We sing and we chant it
Josquin -
Ave Maria
Palestrina -
Missa Papae Marcelli
Monteverdi -
L'Orfeo
Morley -
Lavolto
1599
Byrd -
In Nomine
1575
Byrd -
The Earle of Salisbury Pavan 1612
Susato - Danserye 1551
Cantus firmus
Seamless texture, polyphony, imitation
Antiphonal, St Marks, Venice, Italy
Mass
- unaccompanied choral composition set to specific religious text (Liturgy) 5 parts:
Kyrie, Gloria, Credo, Sanctus, Agnus Dei
Anthem
- Counterpart of the motet but sung in English
Listen to: Josquin -
Absalon fili mi
?1509 (story from the bible - David’s lament upon the death of his treacherous son Absalon)
Listen to different types of songs below which were popular during the Renaissance period.
Make a note of the main features:

Contrapuntal with use of imitation - or mainly chordal?
For one or more solo voices - or several singers per voice part?
Unaccompanied - or with instruments?

Italian madrigal
: Montevrdi
O primavera
Elizabethan Madrigals - in 1588 a collection of Italian madrigals with English words was published in England. This sparked great enthusiasm and soon English composers were writing their own madrigals, which were performed usually one singer per part, in the homes of keen music-lovers. There came to be three kinds:
through composed
contrapuntal
all voices equally important
light, springy texture
word painting
lighter in style
clear cut dance-like rhythm
mainly chordal texture
Strophic
'fa-la-la' refrain at section endings
Solo voice accompanied by lute, viols or all parts sung by voices
Often printed on two facing pages of a book, melody on the left with words underneath & lower parts on the right.
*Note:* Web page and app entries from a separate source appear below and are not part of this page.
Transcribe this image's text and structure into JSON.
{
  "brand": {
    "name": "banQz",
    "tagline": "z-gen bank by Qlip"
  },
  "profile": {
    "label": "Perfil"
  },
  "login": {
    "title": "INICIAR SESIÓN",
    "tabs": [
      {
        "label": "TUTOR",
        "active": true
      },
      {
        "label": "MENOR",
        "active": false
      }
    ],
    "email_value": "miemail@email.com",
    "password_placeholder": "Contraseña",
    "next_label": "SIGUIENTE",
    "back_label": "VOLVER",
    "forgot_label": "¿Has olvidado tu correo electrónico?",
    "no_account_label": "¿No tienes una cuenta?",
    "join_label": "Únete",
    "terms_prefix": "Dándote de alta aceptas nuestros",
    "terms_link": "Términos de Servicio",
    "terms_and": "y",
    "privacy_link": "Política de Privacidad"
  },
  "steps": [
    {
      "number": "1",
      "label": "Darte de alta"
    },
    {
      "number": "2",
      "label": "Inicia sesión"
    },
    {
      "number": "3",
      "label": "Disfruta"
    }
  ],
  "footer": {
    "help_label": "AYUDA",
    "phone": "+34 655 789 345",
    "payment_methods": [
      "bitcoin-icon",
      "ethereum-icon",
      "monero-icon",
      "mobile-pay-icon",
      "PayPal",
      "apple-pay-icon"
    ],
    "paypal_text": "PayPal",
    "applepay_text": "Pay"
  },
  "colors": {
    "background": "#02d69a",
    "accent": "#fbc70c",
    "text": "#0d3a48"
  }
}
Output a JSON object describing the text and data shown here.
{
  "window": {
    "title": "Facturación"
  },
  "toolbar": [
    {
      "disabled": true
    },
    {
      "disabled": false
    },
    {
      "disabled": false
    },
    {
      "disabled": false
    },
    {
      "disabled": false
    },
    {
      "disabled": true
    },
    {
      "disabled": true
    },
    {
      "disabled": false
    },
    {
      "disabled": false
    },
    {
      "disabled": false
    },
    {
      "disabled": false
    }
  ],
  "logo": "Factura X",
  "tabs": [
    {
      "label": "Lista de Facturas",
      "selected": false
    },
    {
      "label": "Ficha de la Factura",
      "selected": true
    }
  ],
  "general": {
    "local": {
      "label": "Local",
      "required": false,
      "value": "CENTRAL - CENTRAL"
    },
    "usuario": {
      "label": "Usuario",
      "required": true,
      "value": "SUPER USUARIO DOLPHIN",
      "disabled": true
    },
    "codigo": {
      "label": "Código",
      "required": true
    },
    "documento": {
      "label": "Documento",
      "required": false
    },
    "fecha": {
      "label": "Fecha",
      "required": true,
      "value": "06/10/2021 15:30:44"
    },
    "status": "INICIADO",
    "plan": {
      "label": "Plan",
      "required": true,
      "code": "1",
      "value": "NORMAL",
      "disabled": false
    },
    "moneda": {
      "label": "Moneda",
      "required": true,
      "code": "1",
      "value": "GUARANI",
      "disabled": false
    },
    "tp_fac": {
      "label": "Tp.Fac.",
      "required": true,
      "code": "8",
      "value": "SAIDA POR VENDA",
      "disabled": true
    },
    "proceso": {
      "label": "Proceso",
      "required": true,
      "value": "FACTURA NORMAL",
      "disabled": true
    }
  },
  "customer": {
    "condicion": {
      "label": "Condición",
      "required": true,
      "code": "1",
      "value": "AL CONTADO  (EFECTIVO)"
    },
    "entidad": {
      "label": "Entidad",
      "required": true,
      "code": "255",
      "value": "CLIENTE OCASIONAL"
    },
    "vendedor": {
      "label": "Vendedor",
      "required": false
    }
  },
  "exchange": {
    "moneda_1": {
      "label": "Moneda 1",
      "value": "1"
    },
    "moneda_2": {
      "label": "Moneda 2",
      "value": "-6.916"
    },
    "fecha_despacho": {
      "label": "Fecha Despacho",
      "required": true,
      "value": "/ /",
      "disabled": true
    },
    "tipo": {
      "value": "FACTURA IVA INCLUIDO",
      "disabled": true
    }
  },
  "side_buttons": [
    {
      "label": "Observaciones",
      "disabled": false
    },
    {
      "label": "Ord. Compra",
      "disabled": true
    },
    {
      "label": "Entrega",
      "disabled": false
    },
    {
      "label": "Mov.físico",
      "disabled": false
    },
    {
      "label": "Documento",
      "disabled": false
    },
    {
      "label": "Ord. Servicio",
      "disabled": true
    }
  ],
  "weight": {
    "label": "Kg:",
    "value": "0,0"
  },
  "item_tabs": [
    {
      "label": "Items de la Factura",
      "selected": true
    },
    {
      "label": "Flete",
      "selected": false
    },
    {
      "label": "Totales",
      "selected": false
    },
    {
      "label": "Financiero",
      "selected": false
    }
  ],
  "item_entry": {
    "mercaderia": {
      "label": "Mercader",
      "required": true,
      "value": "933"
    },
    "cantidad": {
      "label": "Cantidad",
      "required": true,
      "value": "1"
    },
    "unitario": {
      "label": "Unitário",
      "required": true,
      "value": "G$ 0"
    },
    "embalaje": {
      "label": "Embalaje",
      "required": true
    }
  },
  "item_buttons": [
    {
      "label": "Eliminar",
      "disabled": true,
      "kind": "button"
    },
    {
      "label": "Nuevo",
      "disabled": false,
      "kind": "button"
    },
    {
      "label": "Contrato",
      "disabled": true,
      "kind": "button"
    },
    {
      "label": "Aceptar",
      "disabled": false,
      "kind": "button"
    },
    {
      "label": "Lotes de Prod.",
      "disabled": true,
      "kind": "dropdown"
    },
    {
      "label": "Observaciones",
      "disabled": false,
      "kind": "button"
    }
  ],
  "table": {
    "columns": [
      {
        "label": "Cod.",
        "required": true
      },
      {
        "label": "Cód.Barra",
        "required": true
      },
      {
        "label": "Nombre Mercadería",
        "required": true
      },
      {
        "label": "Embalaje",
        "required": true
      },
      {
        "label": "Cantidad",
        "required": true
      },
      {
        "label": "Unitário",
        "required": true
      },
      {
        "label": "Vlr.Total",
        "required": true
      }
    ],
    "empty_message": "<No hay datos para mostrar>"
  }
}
In performance the book was placed on a table so that singers/instrumentalists could be seated around it, sharing the same copy.
Greatest composer: John Dowland (also expert lute player)
ELIZABETHAN MADRIGALS
The madrigal proper
Listen to: Thomas Weelkes
As Vesta was from Latmos Hill descending
1601 (written for 6 solo voices)
The ballett
Listen to: Thomas Morley
Now is the month of maying
1595
Listen to: John Dowland
Flow my teares
1596
The ayre
16th Century
Full transcript